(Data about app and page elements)
━━━━

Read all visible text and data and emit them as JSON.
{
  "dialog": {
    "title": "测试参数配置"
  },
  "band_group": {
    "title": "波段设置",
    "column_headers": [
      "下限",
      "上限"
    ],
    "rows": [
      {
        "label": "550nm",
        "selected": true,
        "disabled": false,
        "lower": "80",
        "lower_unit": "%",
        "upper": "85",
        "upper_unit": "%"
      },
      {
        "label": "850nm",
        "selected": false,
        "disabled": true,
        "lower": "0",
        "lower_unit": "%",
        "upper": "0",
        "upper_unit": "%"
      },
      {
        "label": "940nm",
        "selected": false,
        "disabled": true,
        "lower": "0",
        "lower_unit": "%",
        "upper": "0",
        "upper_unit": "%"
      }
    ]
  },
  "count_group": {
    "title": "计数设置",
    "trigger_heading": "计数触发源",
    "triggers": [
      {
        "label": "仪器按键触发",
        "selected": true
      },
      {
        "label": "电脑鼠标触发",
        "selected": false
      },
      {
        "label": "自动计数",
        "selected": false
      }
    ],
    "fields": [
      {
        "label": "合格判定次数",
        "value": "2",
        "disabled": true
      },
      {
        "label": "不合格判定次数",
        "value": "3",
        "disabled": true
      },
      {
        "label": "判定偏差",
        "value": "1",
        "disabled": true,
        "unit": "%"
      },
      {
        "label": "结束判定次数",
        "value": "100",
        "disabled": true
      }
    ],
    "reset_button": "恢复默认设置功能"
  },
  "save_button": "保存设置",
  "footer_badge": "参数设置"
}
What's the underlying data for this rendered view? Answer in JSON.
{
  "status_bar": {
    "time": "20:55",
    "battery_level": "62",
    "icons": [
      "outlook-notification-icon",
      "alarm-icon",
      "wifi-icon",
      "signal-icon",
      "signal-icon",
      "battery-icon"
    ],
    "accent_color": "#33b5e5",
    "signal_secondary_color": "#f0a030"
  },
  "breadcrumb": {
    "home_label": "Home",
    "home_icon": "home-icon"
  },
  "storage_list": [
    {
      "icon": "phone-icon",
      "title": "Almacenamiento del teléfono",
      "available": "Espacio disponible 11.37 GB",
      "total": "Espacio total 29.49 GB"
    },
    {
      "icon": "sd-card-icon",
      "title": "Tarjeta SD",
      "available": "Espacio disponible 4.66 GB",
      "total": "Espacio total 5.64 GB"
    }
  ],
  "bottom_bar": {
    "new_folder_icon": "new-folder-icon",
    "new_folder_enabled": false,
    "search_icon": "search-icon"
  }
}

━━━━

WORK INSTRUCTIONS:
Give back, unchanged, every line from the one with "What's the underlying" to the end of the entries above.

WRITTEN SOLUTION:
What's the underlying data for this rendered view? Answer in JSON.
{
  "status_bar": {
    "time": "20:55",
    "battery_level": "62",
    "icons": [
      "outlook-notification-icon",
      "alarm-icon",
      "wifi-icon",
      "signal-icon",
      "signal-icon",
      "battery-icon"
    ],
    "accent_color": "#33b5e5",
    "signal_secondary_color": "#f0a030"
  },
  "breadcrumb": {
    "home_label": "Home",
    "home_icon": "home-icon"
  },
  "storage_list": [
    {
      "icon": "phone-icon",
      "title": "Almacenamiento del teléfono",
      "available": "Espacio disponible 11.37 GB",
      "total": "Espacio total 29.49 GB"
    },
    {
      "icon": "sd-card-icon",
      "title": "Tarjeta SD",
      "available": "Espacio disponible 4.66 GB",
      "total": "Espacio total 5.64 GB"
    }
  ],
  "bottom_bar": {
    "new_folder_icon": "new-folder-icon",
    "new_folder_enabled": false,
    "search_icon": "search-icon"
  }
}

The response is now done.